As a kid, I grew up eating stuff that had the three-second rule applied to it – usually toast. You know the rule: if food falls on the floor, it’s OK to eat it if it’s been only been on the floor for 3 seconds or less. I must have scraped the equivalent of several pounds of fluff off innocent pieces of toast. Pieces of orange or apple got quickly rinsed under the kitchen tap. My mum’s motto was “Waste not, want not”, possibly taken to extreme.
There’s an article today on the top five food safety myths. Honestly, it’s a miracle that my brothers and I didn’t have galloping food poisoning through our childhood.
Seriously, in an average kitchen or dining room where people do not wear their outside shoes (ie everyone has slippers or bare feet), is the bacteria concentration sufficient to make someone keel over from eating toast that landed on the floor? I don’t have the lab facilities to hand to investigate this, nor does DH (he’s the practising scientist in our family).
I know that Mythbusters did an item on which way toast lands on the floor in season three but there were no bacteria counts. They did another test on the five-second rule contrasting bacteria counts from food left for 2 seconds and 6 seconds, finding that there was little difference. However, there was no distinction made between different floor surfaces. Must admit, I am a fan of How Clean is Your House? for the horror movie petri dishes from various corners of ill-repute in filthy houses. But they don’t do it on (normally) clean houses. ETA: Here is an article on salmonella transfer experiment.
I’ll leave the last word to the SMH article:
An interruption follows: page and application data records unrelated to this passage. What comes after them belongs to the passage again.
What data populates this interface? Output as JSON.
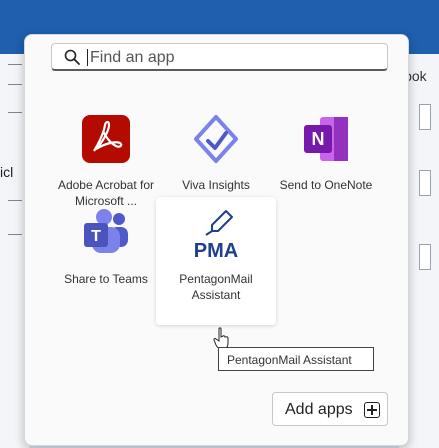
{
  "background": {
    "left_text": "icl",
    "right_text": "look"
  },
  "search": {
    "placeholder": "Find an app"
  },
  "apps": [
    {
      "label": "Adobe Acrobat for Microsoft ...",
      "icon": "adobe-acrobat-icon",
      "color": "#b30b00"
    },
    {
      "label": "Viva Insights",
      "icon": "viva-insights-icon",
      "color": "#7b83eb"
    },
    {
      "label": "Send to OneNote",
      "icon": "onenote-icon",
      "color": "#7719aa"
    },
    {
      "label": "Share to Teams",
      "icon": "teams-icon",
      "color": "#5059c9"
    },
    {
      "label": "PentagonMail Assistant",
      "icon": "pentagonmail-icon",
      "color": "#c62828",
      "logo_text": "PMA"
    }
  ],
  "tooltip": {
    "text": "PentagonMail Assistant"
  },
  "add_apps": {
    "label": "Add apps"
  },
  "colors": {
    "accent": "#1f5fae"
  }
}
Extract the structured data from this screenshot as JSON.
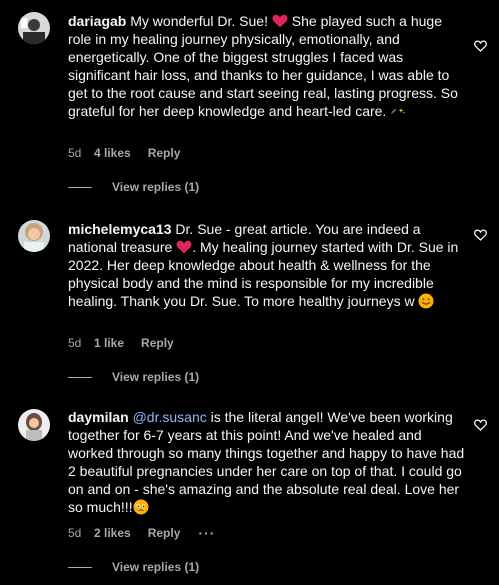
{
  "comments": [
    {
      "username": "dariagab",
      "text_before_heart": " My wonderful Dr. Sue! ",
      "text_after_heart": " She played such a huge role in my healing journey physically, emotionally, and energetically. One of the biggest struggles I faced was significant hair loss, and thanks to her guidance, I was able to get to the root cause and start seeing real, lasting progress. So grateful for her deep knowledge and heart-led care. ",
      "age": "5d",
      "likes": "4 likes",
      "reply_label": "Reply",
      "view_replies": "View replies (1)"
    },
    {
      "username": "michelemyca13",
      "text_before_heart": " Dr. Sue - great article. You are indeed a national treasure ",
      "text_after_heart": ". My healing journey started with Dr. Sue in 2022. Her deep knowledge about health & wellness for the physical body and the mind is responsible for my incredible healing. Thank you Dr. Sue. To more healthy journeys w ",
      "age": "5d",
      "likes": "1 like",
      "reply_label": "Reply",
      "view_replies": "View replies (1)"
    },
    {
      "username": "daymilan",
      "mention": "@dr.susanc",
      "text": " is the literal angel! We've been working together for 6-7 years at this point! And we've healed and worked through so many things together and happy to have had 2 beautiful pregnancies under her care on top of that. I could go on and on - she's amazing and the absolute real deal. Love her so much!!!",
      "age": "5d",
      "likes": "2 likes",
      "reply_label": "Reply",
      "more_label": "···",
      "view_replies": "View replies (1)"
    }
  ],
  "colors": {
    "background": "#000000",
    "text": "#f5f5f5",
    "secondary": "#a8a8a8",
    "mention": "#8fb8f0",
    "heart_red": "#e0245e"
  },
  "icons": {
    "heart_emoji": "red-heart",
    "leaf_sparkle_emoji": "herb-sparkles",
    "smile_emoji": "smiling-face",
    "tear_emoji": "face-holding-back-tears",
    "like_button": "heart-outline"
  }
}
Of course, this [refutation of the three-second rule] does not apply to extremely yummy foods (e.g. chocolate) or expensive items such as truffles.